Rep. Nicole Clowney said the bill would lead to more suicides. It’s just another harmful piece of legislation aimed at another marginalized community, she said.

McCullough, speaking against the bill, said she knew what it means to be discriminated against, having been fired from a job for marrying a woman. She said this bill is “misguided and cruel” and she faulted the legislature for spending so much time discriminating against a tiny minority. How, she asked, does this make Arkansas better?

People fear what they don’t know, she said. A good place to begin understanding would be to listen to parents, children and doctors. In committee, she said, members heard a parent say her son might kill himself if he can’t get access to hormone treatment; social workers said the bill does harm, it doesn’t protect children; a pediatrician said the legislature is the wrong place to have a discussion that has been decided by all major medical groups; an expert endocrinologist talked of working with more than 200.

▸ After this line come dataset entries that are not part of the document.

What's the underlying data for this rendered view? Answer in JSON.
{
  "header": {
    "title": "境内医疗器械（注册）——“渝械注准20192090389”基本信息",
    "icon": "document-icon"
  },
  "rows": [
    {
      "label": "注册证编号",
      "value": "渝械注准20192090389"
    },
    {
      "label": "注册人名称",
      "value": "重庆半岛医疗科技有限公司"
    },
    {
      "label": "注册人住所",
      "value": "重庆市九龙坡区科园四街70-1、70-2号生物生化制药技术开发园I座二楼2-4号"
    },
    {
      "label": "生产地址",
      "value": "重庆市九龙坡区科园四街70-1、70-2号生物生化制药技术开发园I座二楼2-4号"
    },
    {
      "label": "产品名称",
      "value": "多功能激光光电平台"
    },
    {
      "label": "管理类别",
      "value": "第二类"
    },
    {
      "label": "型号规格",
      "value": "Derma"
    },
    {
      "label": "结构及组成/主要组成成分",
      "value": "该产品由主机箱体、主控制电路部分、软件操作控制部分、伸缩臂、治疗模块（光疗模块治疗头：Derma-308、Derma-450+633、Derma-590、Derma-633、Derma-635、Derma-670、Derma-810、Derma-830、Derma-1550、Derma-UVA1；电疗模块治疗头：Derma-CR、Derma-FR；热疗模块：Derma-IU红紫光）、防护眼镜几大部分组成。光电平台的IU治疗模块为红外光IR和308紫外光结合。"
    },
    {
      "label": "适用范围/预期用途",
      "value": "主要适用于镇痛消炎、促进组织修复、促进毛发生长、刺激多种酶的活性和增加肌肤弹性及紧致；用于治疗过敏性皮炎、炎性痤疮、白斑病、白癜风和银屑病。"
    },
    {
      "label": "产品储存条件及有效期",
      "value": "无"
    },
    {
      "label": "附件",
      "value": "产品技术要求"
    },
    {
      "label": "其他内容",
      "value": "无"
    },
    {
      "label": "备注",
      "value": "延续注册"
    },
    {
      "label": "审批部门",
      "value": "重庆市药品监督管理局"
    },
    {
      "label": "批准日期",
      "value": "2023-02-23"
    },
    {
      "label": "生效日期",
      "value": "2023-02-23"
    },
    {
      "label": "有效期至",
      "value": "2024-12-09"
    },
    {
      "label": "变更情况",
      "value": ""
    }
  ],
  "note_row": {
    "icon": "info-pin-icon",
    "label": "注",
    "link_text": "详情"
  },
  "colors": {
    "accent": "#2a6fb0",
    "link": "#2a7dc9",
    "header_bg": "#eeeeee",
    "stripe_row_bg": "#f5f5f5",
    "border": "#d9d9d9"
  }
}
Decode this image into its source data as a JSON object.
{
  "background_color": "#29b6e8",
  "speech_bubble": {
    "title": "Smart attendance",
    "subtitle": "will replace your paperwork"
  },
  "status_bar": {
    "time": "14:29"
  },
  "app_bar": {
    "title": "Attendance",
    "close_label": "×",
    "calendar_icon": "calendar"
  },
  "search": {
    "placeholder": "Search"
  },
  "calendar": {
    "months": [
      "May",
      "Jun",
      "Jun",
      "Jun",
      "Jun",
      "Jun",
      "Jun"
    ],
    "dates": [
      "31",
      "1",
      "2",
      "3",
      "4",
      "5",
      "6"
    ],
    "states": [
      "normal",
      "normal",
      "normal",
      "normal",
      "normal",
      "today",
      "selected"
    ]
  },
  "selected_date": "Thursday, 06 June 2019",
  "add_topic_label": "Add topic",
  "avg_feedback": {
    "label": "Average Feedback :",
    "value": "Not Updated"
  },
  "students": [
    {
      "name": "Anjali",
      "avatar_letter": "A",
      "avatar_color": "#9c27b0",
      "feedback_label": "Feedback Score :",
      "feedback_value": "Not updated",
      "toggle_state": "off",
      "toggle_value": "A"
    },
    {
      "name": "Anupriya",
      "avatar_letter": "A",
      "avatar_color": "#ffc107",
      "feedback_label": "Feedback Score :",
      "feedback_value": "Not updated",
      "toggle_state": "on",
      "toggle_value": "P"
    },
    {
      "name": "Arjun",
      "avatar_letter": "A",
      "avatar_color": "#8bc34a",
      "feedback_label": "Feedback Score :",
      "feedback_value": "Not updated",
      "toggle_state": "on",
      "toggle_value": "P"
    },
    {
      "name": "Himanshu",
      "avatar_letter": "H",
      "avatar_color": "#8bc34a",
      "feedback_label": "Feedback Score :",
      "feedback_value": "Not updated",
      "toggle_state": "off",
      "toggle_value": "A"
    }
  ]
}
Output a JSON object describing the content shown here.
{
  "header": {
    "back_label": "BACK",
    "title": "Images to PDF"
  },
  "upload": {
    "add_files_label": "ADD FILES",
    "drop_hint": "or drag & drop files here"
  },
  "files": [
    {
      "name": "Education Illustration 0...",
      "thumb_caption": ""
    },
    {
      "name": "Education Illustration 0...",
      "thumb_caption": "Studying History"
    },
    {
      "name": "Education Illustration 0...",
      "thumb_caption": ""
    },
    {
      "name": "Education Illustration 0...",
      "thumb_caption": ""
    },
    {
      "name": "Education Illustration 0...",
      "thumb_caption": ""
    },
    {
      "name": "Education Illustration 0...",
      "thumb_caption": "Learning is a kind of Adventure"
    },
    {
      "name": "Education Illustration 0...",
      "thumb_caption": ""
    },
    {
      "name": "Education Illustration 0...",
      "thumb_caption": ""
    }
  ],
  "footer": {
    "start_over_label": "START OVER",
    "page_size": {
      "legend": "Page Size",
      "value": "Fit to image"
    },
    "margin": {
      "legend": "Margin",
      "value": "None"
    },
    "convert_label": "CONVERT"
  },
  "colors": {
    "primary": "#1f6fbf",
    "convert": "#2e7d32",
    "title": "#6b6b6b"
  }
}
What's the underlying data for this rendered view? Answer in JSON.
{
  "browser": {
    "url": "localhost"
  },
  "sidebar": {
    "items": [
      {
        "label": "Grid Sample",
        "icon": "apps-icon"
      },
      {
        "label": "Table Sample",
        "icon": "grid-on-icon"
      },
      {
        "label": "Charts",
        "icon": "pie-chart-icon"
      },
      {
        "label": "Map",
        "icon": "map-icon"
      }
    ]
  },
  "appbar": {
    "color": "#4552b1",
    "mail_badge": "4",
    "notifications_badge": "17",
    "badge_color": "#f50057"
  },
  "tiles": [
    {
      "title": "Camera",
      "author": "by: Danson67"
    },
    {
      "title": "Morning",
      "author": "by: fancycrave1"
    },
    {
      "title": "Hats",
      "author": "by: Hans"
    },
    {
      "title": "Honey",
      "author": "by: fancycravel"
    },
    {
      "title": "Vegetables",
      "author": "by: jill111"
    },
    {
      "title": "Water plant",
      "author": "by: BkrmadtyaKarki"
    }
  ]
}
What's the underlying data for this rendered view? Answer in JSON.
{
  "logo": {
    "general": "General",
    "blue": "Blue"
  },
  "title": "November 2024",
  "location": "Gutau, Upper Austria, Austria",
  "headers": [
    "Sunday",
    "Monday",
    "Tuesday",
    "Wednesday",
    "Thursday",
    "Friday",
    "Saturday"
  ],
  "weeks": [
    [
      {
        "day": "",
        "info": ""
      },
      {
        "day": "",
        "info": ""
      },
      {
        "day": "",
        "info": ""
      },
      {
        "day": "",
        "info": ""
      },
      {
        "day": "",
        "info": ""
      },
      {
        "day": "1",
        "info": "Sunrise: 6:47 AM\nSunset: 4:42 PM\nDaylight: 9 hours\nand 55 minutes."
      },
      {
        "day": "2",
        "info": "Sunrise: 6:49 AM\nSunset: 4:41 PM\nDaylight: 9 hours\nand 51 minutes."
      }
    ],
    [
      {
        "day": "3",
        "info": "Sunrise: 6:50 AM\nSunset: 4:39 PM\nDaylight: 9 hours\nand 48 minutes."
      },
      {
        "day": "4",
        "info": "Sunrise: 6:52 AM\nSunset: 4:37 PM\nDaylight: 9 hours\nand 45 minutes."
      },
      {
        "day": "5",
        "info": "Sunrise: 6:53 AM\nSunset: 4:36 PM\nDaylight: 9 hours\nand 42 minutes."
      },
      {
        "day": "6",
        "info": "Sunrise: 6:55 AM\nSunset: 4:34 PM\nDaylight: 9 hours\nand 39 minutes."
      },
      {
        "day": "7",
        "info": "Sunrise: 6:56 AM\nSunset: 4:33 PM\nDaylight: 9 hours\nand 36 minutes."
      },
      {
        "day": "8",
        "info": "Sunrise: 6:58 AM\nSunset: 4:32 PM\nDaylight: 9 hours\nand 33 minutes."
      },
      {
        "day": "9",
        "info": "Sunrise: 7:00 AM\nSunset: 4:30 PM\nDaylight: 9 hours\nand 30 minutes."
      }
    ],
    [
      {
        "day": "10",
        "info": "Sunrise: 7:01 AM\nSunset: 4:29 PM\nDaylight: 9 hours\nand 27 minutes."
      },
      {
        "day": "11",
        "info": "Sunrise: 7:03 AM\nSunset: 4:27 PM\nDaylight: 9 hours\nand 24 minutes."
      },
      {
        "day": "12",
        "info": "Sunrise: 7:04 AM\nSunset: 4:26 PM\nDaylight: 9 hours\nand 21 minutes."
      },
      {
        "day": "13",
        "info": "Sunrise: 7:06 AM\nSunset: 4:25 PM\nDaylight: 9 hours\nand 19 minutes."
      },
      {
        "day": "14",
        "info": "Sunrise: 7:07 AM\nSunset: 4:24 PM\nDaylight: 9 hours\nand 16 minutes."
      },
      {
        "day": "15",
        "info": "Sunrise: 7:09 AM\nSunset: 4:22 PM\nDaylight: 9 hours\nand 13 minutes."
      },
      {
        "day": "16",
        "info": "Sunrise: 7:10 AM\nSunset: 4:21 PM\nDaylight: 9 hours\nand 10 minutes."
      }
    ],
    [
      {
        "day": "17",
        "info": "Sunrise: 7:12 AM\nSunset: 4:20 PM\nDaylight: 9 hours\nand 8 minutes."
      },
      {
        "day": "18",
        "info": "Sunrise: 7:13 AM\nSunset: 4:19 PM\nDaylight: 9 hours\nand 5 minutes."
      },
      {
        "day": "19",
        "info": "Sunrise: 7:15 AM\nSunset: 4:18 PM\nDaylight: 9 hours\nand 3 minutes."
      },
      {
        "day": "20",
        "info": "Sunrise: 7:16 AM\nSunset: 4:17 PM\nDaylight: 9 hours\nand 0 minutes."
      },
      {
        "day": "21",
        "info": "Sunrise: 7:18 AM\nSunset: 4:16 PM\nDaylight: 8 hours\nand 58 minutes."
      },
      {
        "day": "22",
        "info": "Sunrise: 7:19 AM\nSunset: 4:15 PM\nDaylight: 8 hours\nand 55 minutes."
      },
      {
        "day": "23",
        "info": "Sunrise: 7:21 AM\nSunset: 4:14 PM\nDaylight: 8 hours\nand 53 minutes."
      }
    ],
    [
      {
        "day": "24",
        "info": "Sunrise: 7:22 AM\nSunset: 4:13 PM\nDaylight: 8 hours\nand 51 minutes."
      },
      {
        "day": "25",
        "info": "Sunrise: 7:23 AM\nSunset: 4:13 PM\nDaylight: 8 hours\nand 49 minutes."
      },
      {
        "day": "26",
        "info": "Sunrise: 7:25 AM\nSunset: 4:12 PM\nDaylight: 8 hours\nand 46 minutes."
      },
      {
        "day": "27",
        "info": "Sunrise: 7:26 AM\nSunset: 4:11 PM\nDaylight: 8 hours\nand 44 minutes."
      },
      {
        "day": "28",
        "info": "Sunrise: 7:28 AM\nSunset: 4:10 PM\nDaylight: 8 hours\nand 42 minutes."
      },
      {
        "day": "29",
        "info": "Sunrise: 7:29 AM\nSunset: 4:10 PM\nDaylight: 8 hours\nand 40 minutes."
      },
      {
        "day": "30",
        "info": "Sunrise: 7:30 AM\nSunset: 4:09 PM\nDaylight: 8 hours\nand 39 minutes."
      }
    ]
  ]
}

Lundstrum again invoked mutilation in closing. She acknowledged the suicide risk. But she said she feared children making poor decisions when they were too young.

The bill goes now to the Senate. Judging by today’s vote you can chalk it up. Governor Hutchinson hasn’t yet demonstrated the gumption to veto the likes of these bills — legally questionable and transparently cruel. And yet he continues to harbor the notion that this legislature might pass a hate crimes bill to show it’s not a state stuck in the moral stone ages.

His notion seems like a pipe dream.

It is precisely hate of LGBTQ people that predicts defeat of a hate crimes bill.

PS: The Human Rights Campaign distributed a letter today in opposition to both pieces of “harmful” legislation signed by these groups:

American Academy of Pediatrics

American Association of Child and Adolescent Psychiatry

American Association of Colleges for Teacher Education

American Counseling Association

American School Counselor Association

American School Health Association

Association of Title IX Administrators

Child Welfare League of America

Mental Health America

National Association for College Admission Counseling

National Association of School Nurses

National Association of School Psychologists

National Association of Secondary School Principals

National Association of Social Workers

National Education Association

National PTA